The crime noir aesthetic provides a surprisingly effective and pleasingly surreal spin on the Pokémon world, with an early interrogation of Mr Mime immediately dispelling any misgivings about this new context. The cast sell it too, with Smith approaching the role of Tim with a wry irony and Newton working overtime to ensure Lucy Stevens isn’t as boring as her name might suggest. Ultimately, this is Reynolds’ movie — the actor using the film to effectively test-drive his PG-13 Deadpool and he in the process open the film up to an even wider audience. Pikachu might never address viewers directly as Deadpool does, but Reynolds (as charmingly cheeky as ever) sneaks in his fair share of winks — somehow making everybody’s favourite electric mouse even more lovable than he already was.

As entertaining as this whodunnit is, however, it’s arguably the worldbuilding and creature design that stand out strongest of all. A sequel has already been greenlit, and on the strength of this it will likely be highly anticipated, but it’s hard not to yearn for a more traditional adaptation of Satoshi Tajiri’s creation. The animation is a delight throughout (Lickitung, Snorlax and Jigglypuff all make memorable appearances) and Rob Letterman’s in-movie adverts for Pokémon battles are spectacular (and, thanks to a few familiar cues, spine-tingling) to behold. With shared universes all the rage and a whole world of Pokémon still to explore it seems inevitable that we’re finally back on the road to Veridian City. Come on, let’s go!

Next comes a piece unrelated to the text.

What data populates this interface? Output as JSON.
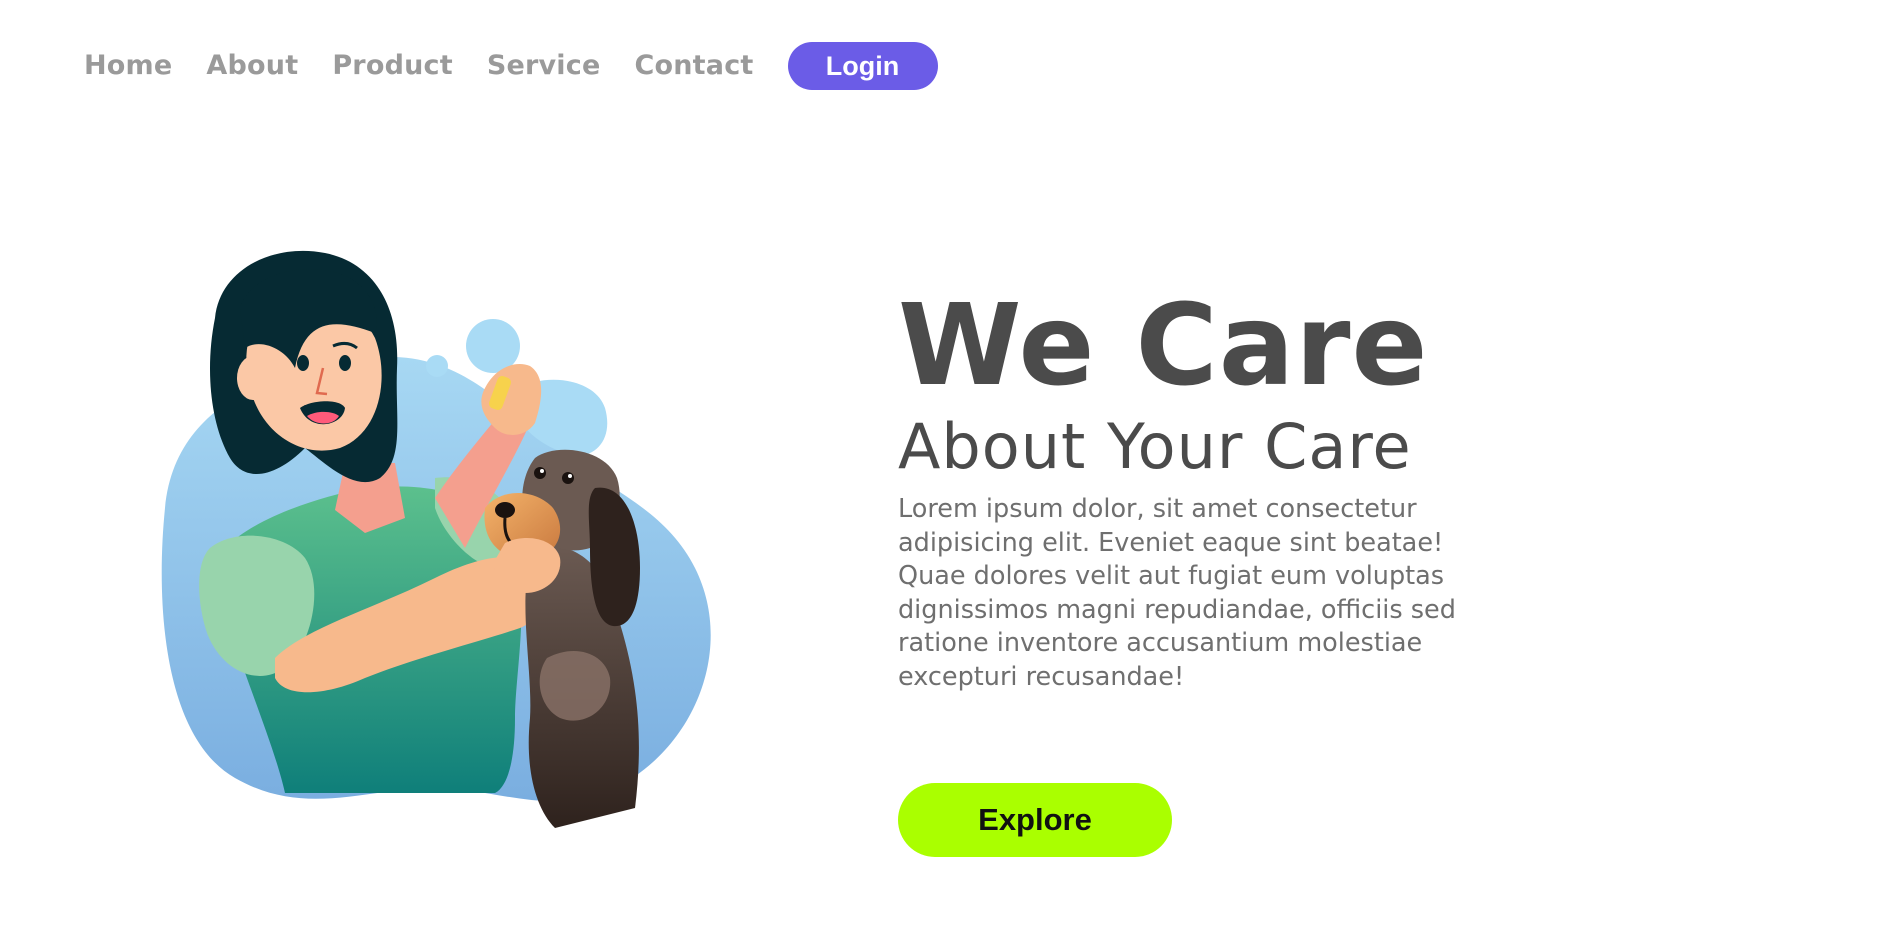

Film | Leaving Neverland — reckoning with the man in the mirror

Film | Leaving Neverland — reckoning with the man in the mirror